We’re back online and have many stories to catch you up on. In our last real post, we were in Chile so that’s where we’ll pick up…
First of all, let me start off by stressing that there was no premeditated hitchhiking in our transportation plan for Chilean wine country. Our pousada in Isla de Yáquil (about 8km outside of Santa Cruz) had two mountain bikes for ready and waiting just for us. And I was excited about riding bikes through the country roads of Colchagua Valley, going from one wine tasting to the next, meeting people, getting exercise and fresh air, and just having an all around good time. In the days before our arrival, I imagined us and our wheels riding around with the soundtrack of the wicked witch from Wizard of Oz in my head. (I don’t know why my head chose that particular song, but I was going to let my imagination run with it.)
Our other transportation option: take a cab. But from the moment we arrived in Santa Cruz proper, we felt like we were scammed by the taxi network. There are two different kinds: black cabs are private taxis (meaning they can pretty much charge you what every they want and do) and yellow ones are “collectives” (meaning they will generally charge a fraction of what the private cabs do but you share them with other people). Neither kind of taxi has a meter and after spending a few days there, we were never able to get a clear answer on how much the ride would cost us, even when our pousada host was the one giving us the information. That kind of service is one that we always want to avoid.
But no biggie, we had bikes and we were going to use them.
On our first day of riding around, we successfully made it to two wineries, drank some good wine, had fun chatting up the local kids in the tasting rooms and even experienced our first earthquake. (Ok it was really only a small aftershock that lasted for about 15 seconds and I could hear the rattling more than feel anything. But to us it was an earthquake.)
It wasn’t until we had to bike home that our transportation option became an issue. You see, we biked about 4.5km to the first stop, another 1km or so to another vineyard that was still in repairs from last year’s earthquake, and another 4-5km to our next and final stop. We thought we were smart by getting directions for a short cut through the vineyards but it was still a good 8km home. It was getting dark and I was getting tired. I kept fighting with my bag all day when I tried to ride. I just wanted to get home. At one point Nellu even started singing the Wizard of Oz theme to try to boost morale. I just shouted back in my snotty voice, “It’s not working.”

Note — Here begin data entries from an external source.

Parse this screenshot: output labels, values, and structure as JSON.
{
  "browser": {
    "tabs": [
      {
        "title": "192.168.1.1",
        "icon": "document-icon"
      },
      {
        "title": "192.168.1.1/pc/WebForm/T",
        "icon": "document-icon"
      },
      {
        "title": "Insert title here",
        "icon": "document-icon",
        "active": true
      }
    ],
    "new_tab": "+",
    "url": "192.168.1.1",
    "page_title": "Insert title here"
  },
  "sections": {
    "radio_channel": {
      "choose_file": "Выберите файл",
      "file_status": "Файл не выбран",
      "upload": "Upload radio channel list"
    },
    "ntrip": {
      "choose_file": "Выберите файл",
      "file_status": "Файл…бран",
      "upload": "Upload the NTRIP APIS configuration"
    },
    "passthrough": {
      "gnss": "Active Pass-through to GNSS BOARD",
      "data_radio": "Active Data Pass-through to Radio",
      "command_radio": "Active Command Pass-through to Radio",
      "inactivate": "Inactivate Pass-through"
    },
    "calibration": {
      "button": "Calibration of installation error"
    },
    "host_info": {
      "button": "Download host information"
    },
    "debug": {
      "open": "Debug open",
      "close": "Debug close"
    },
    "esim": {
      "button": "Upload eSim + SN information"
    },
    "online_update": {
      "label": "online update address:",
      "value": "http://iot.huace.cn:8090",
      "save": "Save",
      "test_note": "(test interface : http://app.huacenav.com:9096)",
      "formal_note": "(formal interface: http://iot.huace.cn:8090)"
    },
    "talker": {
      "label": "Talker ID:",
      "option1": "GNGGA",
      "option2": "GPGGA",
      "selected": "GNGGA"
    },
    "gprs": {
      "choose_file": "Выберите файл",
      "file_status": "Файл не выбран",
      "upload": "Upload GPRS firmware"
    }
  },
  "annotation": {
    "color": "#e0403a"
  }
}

We made it home of course. We always do. A little sore but in one piece. But we needed a new strategy for Day 2.
Nellu was unconvinced that we could actually make it to more than one winery our second day. But I was resolute. We had come all the way down to Colchagua Valley to taste some good wine! So we got our map, picked a place that one of the vineyards had recommended and asked our hostess to call us a collective taxi.
Usually it was about $2 for us to get into town in Santa Cruz. We were going about the same distance it had to be about the same price, right? Wrong! It cost us $14 and we still don’t know why.
We were pissed that we’d been tricked again by the wacky cab system. But after a wonderful time at our first tasting of the day, we decided that we were up for one more.
We ended up walking to our next stop, well walking and hitchhiking.
It first dawned on me that we could hitchhike when we were about 1km into 6.5km walk on a street just off the main drag. (We thought we maybe could get a bus!?). So when a gas delivery truck stopped about 10 feet ahead of us, I thought it was fate. Turned out, the driver just stopped to check his cell. He looked a little surprised when I asked (especially in English) but he gave us a ride down the road. When we got out I turned to Nellu and said, “Don’t tell my mother about this.” And we both swore that we wouldn’t do that again.
We went on to have a fun tasting at Vina Montes and put the experience behind us.
Or so we thought. When our second opportunity to hitchhike came up, neither of us flinched. A man in a grayish-pick up truck offered to drive us all the way back to Santa Cruz, which was really quite the boon. We sat in the back seat of the pickup’s cab (like that really made it safe) and the man cheerfully refused to accept the money that Nellu offered for his services. AND! We got back into town in time to visit Colchagua Museum before it closed.
Would we do it again – hitchhike through wine country? Probably not. But the real moral of this story is: when in wine country, rent a car!